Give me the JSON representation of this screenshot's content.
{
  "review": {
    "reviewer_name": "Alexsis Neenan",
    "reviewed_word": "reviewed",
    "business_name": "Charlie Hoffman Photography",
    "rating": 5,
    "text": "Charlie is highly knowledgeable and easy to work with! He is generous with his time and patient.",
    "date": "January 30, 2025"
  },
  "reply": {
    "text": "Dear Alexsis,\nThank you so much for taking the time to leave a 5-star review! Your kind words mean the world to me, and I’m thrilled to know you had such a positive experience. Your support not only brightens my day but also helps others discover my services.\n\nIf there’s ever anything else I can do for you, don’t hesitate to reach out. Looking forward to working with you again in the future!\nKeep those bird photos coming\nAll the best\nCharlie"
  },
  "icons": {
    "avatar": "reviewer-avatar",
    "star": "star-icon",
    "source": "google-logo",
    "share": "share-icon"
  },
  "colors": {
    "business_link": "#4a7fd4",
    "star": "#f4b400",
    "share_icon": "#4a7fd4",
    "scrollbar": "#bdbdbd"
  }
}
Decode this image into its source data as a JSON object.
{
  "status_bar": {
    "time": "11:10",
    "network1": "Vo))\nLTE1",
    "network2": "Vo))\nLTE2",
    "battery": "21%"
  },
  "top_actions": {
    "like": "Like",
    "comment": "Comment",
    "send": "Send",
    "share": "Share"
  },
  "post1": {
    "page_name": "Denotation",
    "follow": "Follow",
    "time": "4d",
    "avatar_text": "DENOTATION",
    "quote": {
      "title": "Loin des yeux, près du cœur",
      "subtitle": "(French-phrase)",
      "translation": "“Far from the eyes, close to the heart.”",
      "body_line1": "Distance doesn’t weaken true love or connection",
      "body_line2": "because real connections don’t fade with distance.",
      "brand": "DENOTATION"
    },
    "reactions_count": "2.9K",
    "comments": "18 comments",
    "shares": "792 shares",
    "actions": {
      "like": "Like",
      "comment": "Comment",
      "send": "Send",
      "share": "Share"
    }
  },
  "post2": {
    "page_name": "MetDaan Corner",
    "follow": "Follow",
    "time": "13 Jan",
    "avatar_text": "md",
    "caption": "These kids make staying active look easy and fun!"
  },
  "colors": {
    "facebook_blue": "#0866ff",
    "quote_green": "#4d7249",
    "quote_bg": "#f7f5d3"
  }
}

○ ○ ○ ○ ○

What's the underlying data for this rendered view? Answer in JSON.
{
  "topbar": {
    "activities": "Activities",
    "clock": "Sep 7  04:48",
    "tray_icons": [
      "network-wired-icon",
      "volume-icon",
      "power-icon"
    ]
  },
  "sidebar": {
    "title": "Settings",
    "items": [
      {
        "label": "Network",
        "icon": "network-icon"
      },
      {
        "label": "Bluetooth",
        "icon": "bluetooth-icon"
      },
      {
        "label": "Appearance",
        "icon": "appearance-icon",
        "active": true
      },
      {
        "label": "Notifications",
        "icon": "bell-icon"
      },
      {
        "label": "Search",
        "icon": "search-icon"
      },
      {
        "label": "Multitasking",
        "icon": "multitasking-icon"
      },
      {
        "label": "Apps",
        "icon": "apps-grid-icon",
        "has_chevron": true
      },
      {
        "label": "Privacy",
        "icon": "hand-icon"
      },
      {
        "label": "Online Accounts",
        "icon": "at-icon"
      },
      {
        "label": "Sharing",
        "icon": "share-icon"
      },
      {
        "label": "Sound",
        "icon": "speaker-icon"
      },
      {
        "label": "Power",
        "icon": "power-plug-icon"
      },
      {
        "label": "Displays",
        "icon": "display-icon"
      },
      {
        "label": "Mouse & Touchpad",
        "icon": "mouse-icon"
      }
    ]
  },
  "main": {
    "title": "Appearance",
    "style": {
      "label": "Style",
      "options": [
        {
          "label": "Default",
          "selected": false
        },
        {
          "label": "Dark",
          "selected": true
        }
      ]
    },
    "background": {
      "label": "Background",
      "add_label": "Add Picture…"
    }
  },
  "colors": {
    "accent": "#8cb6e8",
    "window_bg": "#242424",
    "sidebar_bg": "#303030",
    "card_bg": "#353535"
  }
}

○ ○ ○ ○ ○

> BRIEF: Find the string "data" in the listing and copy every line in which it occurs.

> RESPONSE BELOW:
Decode this image into its source data as a JSON object.
What's the underlying data for this rendered view? Answer in JSON.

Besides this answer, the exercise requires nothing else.